Suffragists organized themselves into a vast network of suffrage associations. Hennepin County alone was home to dozens of them: the Political Equality Club (1868-20), the 1915 Club (1912-20), the Socialist Suffrage Club, plus a handful of local branches of the Minnesota Woman Suffrage Association (MWSA). But the effort was a bit too dispersed. A lack of coordination and effective leadership hampered their efforts.
In 1913, Clara Ueland formed yet another group. The Equal Suffrage Association (ESA) had the mission of organizing Hennepin County by precincts, wards, and legislative districts. Committees devoted to communication, education, membership, literature, and "junior" recruitment provided leadership. Dues were set at $5 per annum, which was 5-10 times as much as other suffrage organizations. By the end of 1913, 100 members had joined.

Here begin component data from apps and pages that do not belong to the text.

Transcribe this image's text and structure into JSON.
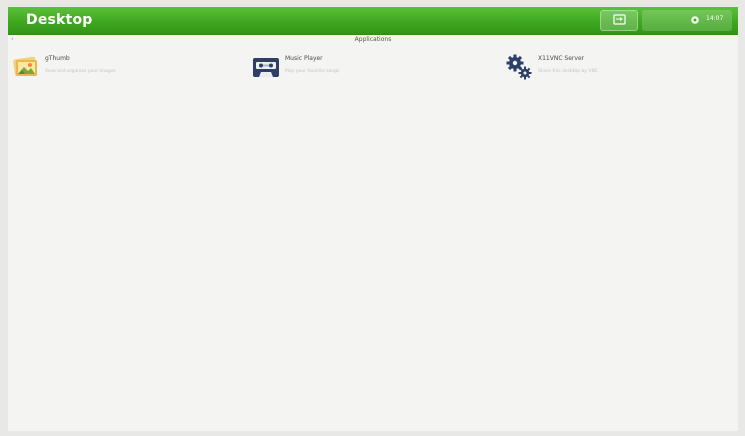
{
  "topbar": {
    "title": "Desktop",
    "clock": "14:07",
    "colors": {
      "bar": "#3fa820",
      "title_text": "#ffffff"
    },
    "switch_icon": "window-switch-icon",
    "tray_icon": "settings-gear-icon"
  },
  "main": {
    "back_icon": "back-arrow-icon",
    "back_glyph": "‹",
    "section_title": "Applications",
    "apps": [
      {
        "name": "gThumb",
        "description": "View and organize your images",
        "icon": "image-viewer-icon"
      },
      {
        "name": "Music Player",
        "description": "Play your favorite songs",
        "icon": "cassette-tape-icon"
      },
      {
        "name": "X11VNC Server",
        "description": "Share this desktop by VNC",
        "icon": "gears-icon"
      }
    ]
  }
}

Inspired by the British suffragettes, the ESA aimed for a more vigorous approach, although they stopped short of militancy.
Ethnic communities also came together to form their own suffrage associations. The Scandinavian Woman Suffrage Association, organized in 1907, extended membership to first and second-generation Scandinavian immigrants. African American women organized a suffrage club in St. Paul, but no counterpart appears to have existed in Hennepin County. By 1919, some 30,000 Minnesota women had taken a stand for suffrage by joining various local societies.
The Essex Building served as suffrage headquarters for many of Minnesota's local suffrage clubs and organizations, including the Political Equality Club of Minneapolis, MWSA, and the Scandinavian Suffrage Association. A handful of MWSA members lived in the Essex Building's residential spaces. These included Vice Mrs. Victor Troendle (a Vice President and Treasurer) and Mrs. Walker Thorp (Chair of the Press Standing Committee). After the passage of the Nineteenth Amendment, the League of Women Voters rented office space here.
By the 1950s, the building became the home of the Minneapolis Business College.